This latest investment is provided under the NIHR Clinical Research Facility Scheme and will enable the Manchester CRFs to support researchers working in these areas and many others, representing major causes of premature death and disability for patients in Manchester and beyond. The Manchester CRFs are supported by the Manchester Academic Health Science Centre (MAHSC).
Lord Peter Smith, Chair of Greater Manchester Health and Social Care Partnership Board said: “This reinforces Manchester’s strong credentials in experimental medicine. The CRFs will play a key role in working with patients, academic and commercial research partners to implement the Greater Manchester Health and Social Care Devolution.”
Professor Nick Webb, Director of the Manchester CRF explained: “Our new One Manchester approach consolidates assets across our CRFs and will explore novel ways to drive efficiencies and maximise the impact of our research across Greater Manchester.
We’re delighted to receive this investment, which recognises the excellent research infrastructure we already have in Manchester and will help to further accelerate the translation of basic laboratory research through to treatments that benefit patients
“We know that disease burden remains disproportionately high in Manchester and especially in socially disadvantaged groups. Working with the BRC and NHS organisations across Manchester, our focus will be to increase accessibility of research for people of all ages and backgrounds right across the city region and beyond.”
Sir Michael Deegan, Chief Executive at CMFT said: “Experimental medicine studies can be extremely complex and intensive, requiring specialist facilities. This investment will enable us to expand our world-leading research in this area and provide more patients in Manchester with the opportunity to trial new medicines.”
Professor Dame Nancy Rothwell, President & Vice-Chancellor at The University of Manchester, added: “We’re delighted to receive this investment, which recognises the excellent research infrastructure we already have in Manchester and will help to further accelerate the translation of basic laboratory research through to treatments that benefit patients.”

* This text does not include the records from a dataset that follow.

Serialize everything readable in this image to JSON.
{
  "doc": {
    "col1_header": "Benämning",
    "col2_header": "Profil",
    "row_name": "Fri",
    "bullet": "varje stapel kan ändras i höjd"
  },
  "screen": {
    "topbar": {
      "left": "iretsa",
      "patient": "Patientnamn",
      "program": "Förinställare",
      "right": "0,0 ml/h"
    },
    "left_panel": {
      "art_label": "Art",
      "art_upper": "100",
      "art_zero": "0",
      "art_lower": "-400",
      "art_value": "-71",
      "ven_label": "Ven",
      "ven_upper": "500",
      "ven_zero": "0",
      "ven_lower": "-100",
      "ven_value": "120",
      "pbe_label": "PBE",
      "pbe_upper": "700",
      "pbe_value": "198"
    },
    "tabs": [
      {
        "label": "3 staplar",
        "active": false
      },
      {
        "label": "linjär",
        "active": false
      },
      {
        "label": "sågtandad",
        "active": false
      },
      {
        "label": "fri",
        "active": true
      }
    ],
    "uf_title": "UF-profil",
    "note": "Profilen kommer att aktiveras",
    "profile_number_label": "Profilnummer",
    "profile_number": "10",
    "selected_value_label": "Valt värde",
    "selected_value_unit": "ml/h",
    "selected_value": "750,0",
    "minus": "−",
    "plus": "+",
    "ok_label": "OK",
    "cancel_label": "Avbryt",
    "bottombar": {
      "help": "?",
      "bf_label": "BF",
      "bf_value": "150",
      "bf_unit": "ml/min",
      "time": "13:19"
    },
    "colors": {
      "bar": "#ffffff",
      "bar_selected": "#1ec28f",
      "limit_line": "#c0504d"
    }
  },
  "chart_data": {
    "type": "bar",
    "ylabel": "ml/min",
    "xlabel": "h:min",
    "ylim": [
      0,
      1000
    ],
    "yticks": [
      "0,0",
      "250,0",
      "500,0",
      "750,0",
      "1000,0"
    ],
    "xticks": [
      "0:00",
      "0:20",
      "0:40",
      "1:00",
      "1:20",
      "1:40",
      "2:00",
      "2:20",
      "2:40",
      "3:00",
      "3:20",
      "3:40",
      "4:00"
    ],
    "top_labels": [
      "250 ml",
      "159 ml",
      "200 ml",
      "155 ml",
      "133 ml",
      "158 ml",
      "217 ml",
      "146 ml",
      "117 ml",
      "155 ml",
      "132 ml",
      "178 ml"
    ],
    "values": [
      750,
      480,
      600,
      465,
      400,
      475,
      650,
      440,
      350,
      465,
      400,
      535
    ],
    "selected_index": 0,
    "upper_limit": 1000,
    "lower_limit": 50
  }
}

Minister for Public Health and Innovation Nicola Blackwood said: “Our investment in this area so far has led to a variety of breakthroughs, including the first new asthma treatment in a decade, and a promising treatment for peanut allergies in children, to name just two.
“We know that such ground breaking clinical research simply would not happen without the support of these Clinical Research Facilities.
“I’m delighted to announce this funding to support the skilled personnel and cutting-edge facilities we need to keep Manchester at the forefront of clinical research.”